• Task brief: Count the lines below in which "touch" appears, then give that number by itself.

Dataset items
--

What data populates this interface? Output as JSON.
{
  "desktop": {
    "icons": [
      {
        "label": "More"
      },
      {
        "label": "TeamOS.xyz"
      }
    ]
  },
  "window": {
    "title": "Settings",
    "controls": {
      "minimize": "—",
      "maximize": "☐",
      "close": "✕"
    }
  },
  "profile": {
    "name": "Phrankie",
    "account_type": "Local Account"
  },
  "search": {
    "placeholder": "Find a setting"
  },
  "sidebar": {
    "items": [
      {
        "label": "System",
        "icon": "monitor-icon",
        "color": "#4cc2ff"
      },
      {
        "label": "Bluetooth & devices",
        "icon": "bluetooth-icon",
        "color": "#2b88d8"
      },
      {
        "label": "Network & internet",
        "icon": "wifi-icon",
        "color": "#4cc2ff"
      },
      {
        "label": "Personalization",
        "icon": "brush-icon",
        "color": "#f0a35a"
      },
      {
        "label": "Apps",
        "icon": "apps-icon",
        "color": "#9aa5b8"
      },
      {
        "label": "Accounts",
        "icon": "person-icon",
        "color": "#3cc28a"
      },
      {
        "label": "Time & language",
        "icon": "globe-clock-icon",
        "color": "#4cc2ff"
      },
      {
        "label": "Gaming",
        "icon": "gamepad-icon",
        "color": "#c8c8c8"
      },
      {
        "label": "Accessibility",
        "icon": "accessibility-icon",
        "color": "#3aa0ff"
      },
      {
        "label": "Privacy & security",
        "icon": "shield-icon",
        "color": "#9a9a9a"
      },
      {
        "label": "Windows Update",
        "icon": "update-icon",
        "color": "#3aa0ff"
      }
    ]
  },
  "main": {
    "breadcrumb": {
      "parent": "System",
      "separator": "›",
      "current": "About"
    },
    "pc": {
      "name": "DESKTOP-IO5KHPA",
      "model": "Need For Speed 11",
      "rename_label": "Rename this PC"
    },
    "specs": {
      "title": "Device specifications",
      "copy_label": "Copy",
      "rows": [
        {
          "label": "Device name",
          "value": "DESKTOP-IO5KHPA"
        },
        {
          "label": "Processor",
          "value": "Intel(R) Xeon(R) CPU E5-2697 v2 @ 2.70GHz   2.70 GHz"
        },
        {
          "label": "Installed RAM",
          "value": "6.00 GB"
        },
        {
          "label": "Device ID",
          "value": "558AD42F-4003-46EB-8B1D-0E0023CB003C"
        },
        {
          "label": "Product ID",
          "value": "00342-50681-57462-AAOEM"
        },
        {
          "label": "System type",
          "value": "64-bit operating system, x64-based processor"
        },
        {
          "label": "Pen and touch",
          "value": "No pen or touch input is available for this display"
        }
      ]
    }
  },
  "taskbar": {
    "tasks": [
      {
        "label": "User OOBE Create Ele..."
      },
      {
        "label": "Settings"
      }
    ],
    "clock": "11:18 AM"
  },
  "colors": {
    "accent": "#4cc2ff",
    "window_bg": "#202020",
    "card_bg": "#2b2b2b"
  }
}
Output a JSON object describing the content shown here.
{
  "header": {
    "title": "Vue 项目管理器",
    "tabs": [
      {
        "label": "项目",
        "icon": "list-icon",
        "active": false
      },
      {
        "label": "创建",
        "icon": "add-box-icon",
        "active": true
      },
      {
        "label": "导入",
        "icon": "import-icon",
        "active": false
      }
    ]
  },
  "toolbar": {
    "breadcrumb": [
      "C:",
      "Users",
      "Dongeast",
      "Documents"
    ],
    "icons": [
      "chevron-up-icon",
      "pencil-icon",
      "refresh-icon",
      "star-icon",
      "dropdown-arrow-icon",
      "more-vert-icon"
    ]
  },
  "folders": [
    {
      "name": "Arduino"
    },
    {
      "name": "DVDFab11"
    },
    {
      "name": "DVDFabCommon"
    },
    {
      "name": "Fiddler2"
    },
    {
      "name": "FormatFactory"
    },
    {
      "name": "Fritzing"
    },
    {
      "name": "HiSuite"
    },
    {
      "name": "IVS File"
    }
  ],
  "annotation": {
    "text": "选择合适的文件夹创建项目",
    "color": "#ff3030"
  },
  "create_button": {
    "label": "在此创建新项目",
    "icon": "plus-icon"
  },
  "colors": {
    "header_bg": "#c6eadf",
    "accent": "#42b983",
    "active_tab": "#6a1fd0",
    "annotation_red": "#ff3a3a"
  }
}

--

• Problem solution: 2